Several other speakers talked about the promise of octane. Tom Leone, powertrain research and advanced engineering at the Ford Motor Co., talked about the work being done now to research how best to meet the mandated fuel efficiency of 54.5 miles per gallon by 2025.  They are finding that they can raise the compression and get more efficiency with higher ethanol blends, saving consumers money on fuel consumption and saving greenhouse gas emissions. Brian West, Oak Ridge National Laboratory, cited similar findings. “If we make engines smaller, we need to run them harder and we need higher octane,” he said. One challenge is getting there, particularly when it requires newly designed cars to run on the new fuel with sufficient availability of the fuel. West pointed out that we’ve seen it happen before when unleaded gas replaced leaded gas in 1974, a transition that took over a decade, as both fuels had to be offered. Whether a similar regulatory change will occur with higher ethanol blends to achieve greater fuel efficiencies and carbon reductions is still unknown.

Speaking later in the conference, Bob McCormick, principal engineer at the National Renewable Energy Laboratory, showed a map of ethanol availability at terminals, which today covers the entire country, including Alaska. A move to higher ethanol blends might require some terminals to add tanks, but he said, “there are few barriers at the terminal level to higher blends.” He described the modeling done to look at the benefits and barriers to higher ethanol blends, adding at the end of his remarks that,  “in a post 2025 market, there will competition in a low-carbon environment with electric cars and fuel cells for the oil industry. The high octane option may be the key to liquid fuels’ viability.”

In addition to the octane focus and other speakers dealing with markets and margins, the NEC ended on an international note with an international buyer program led by the U.S. Commerce Department. With the help of the U.S. Grains Council, 37 buyers were recruited to attend the NEC for a total of 150 business-to-business meetings. “We bring the buyers to you,” explained Kenneth Hyatt, deputy under secretary for international trade at the commerce department. In his remarks to the group, he described the services his department offers to companies wanting to being exporting. He encouraged interested producers to check out an upcoming trade mission to Mexico that has a renewable energy emphasis. The deadline for signing up is in early March and more information can be found at www.export.gov.

Speaking on the last panel, Mike Dwyer, chief economist with the U.S. Grains Council, encouraged producers to participate in upcoming outreach efforts to build ethanol exports. There is a lot of disinformation out there and many potential importers do not understand the role of octane, he said.
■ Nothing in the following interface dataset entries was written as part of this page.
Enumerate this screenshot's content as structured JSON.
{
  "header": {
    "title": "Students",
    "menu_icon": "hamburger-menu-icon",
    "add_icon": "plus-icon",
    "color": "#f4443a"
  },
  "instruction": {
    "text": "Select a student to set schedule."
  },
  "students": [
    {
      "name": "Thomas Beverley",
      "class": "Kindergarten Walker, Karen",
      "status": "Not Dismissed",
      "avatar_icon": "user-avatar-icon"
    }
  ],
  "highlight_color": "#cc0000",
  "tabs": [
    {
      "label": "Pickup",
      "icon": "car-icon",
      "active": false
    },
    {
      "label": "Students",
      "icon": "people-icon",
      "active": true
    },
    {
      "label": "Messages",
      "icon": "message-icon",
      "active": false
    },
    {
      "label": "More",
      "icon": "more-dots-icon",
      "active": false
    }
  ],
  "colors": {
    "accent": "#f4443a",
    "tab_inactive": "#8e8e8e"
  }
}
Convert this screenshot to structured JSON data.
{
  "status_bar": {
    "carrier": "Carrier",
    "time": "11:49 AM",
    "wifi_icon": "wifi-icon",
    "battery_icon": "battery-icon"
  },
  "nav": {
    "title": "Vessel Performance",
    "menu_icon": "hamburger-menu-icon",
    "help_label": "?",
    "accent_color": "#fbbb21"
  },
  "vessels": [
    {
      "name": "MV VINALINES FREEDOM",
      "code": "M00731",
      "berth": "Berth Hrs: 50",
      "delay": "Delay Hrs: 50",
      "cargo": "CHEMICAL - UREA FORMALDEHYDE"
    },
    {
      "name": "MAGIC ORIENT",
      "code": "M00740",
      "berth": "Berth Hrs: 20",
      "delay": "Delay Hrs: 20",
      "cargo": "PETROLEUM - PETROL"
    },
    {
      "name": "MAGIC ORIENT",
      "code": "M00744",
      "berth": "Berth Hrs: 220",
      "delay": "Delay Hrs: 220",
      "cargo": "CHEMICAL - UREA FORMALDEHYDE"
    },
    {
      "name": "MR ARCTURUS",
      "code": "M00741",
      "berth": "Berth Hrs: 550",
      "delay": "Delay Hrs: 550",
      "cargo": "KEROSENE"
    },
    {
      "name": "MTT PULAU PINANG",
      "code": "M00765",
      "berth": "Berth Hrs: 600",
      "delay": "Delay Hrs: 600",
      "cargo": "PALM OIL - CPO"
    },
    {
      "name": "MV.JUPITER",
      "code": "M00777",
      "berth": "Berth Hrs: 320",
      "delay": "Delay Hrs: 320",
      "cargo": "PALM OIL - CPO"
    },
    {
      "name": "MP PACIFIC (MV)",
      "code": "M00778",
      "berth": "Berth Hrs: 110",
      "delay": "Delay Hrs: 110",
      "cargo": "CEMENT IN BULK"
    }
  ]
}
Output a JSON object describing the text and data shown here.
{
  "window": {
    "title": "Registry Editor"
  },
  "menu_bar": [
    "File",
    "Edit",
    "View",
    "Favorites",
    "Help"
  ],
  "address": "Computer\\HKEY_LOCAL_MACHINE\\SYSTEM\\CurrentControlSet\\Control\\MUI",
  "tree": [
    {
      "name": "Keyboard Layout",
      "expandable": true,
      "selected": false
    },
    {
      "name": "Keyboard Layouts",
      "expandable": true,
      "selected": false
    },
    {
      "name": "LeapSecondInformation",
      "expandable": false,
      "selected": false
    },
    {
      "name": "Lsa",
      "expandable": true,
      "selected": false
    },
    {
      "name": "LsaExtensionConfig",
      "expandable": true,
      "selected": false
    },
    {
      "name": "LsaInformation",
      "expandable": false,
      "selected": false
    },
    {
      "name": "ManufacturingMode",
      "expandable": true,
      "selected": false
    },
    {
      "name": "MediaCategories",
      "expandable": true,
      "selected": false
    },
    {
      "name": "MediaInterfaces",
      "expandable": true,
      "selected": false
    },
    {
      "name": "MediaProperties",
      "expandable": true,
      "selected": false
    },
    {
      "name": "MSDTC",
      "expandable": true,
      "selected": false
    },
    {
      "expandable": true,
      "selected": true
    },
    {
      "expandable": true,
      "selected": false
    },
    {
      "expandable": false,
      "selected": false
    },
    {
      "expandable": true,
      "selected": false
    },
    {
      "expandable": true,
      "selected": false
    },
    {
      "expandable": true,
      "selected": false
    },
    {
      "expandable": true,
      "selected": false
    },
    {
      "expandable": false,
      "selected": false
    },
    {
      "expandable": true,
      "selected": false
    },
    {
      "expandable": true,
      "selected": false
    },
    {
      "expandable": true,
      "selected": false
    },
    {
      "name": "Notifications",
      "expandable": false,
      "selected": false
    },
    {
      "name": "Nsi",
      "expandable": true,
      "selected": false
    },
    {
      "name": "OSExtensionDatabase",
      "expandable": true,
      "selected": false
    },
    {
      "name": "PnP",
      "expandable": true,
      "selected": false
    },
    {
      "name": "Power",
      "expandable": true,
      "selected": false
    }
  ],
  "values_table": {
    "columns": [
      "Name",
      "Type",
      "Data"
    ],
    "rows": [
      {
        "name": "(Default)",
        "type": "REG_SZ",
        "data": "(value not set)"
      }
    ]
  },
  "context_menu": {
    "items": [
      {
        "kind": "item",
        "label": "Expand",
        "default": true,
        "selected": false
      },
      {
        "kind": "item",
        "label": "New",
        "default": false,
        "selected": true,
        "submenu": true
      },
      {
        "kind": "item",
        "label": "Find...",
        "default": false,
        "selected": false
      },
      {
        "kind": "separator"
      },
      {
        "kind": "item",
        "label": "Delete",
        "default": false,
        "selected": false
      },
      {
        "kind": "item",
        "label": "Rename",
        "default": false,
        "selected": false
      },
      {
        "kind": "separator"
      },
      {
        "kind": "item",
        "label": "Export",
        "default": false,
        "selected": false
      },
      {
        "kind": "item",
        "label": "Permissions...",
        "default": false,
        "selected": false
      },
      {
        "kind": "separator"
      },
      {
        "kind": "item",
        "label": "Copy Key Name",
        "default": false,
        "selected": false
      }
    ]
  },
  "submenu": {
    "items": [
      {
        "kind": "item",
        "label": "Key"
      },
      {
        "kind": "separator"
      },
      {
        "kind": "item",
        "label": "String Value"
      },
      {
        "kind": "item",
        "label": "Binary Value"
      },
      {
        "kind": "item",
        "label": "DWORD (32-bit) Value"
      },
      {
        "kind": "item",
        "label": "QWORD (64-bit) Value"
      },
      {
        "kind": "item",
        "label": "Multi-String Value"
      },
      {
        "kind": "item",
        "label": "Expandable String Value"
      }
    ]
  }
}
The USGC is planning to invite participation from Brazil and the EU in a couple of overseas workshops, one focused on the benefits of ethanol blending and the other on the role of policy.